Given records:
-=-=-

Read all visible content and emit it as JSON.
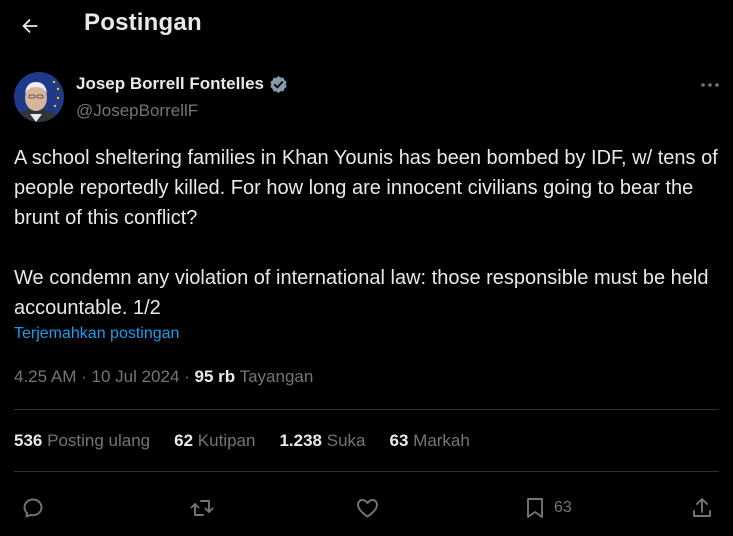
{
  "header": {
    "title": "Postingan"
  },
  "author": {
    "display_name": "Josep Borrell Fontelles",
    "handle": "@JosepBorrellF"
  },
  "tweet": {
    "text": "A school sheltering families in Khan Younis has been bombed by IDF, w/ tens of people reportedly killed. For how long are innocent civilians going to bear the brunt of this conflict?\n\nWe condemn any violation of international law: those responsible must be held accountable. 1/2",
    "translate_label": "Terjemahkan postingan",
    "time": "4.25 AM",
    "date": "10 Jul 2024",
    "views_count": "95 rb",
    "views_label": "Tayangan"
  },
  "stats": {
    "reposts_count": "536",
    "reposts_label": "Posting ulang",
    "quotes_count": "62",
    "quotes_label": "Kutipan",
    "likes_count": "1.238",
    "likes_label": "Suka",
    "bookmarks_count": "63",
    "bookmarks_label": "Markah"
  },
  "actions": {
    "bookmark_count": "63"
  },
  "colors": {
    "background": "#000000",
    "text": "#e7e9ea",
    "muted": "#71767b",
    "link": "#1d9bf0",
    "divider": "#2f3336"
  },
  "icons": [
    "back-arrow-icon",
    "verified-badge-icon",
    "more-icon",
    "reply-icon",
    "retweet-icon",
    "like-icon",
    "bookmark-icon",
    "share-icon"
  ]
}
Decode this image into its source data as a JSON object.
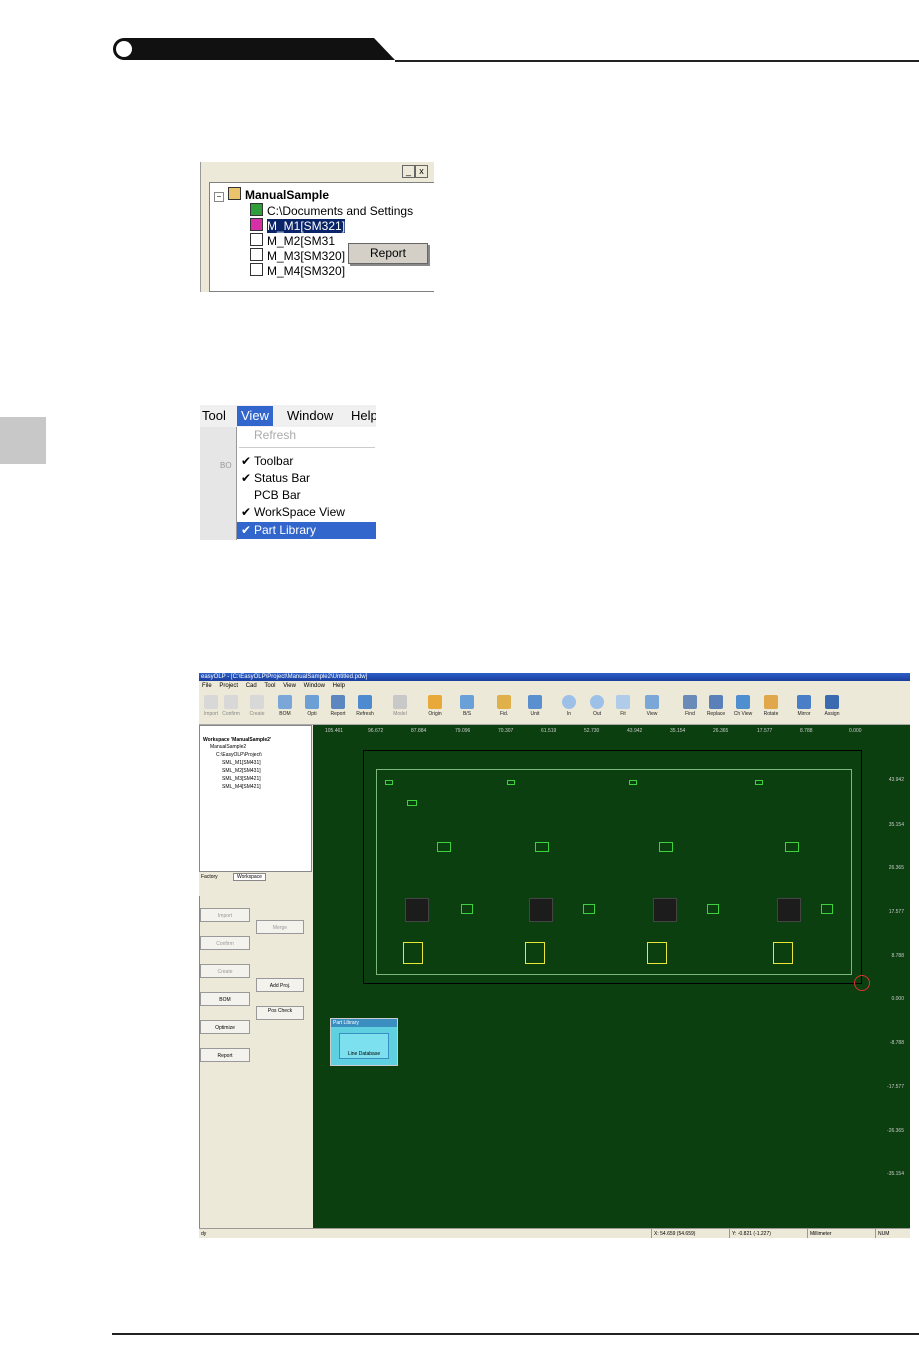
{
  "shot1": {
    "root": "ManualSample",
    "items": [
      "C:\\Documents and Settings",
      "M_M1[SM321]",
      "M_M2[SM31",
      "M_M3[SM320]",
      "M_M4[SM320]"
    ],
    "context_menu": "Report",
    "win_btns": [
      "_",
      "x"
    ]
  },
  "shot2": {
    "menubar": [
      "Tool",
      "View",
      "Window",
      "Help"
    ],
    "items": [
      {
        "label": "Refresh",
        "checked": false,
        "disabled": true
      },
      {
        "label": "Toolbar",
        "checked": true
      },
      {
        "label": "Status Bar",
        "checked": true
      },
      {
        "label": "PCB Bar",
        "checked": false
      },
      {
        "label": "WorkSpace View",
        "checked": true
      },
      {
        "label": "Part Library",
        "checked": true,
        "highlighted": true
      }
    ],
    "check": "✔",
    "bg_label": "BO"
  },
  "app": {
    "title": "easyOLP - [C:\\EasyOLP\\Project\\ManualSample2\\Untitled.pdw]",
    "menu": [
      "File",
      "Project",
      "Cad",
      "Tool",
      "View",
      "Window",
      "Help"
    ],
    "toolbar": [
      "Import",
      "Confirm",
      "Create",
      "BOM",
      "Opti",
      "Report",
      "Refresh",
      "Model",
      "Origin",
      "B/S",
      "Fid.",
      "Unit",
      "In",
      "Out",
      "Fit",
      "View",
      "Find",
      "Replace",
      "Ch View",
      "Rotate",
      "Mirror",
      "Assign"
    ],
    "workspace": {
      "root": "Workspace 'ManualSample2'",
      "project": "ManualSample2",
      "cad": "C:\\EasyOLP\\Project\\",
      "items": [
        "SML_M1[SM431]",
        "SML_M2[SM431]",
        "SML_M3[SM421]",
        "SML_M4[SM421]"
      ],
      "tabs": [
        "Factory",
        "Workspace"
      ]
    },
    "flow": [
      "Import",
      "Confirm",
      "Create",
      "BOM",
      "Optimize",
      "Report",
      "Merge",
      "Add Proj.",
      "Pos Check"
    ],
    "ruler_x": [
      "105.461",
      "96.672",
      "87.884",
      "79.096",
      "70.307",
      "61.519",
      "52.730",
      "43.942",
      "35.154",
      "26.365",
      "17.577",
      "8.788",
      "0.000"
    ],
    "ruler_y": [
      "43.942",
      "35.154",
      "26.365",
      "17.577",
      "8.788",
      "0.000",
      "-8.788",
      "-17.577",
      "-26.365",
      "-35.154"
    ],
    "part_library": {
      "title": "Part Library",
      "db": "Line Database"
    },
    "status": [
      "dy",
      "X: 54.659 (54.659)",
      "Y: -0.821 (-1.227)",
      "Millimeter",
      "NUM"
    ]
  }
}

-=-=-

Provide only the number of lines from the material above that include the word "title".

Task output: 3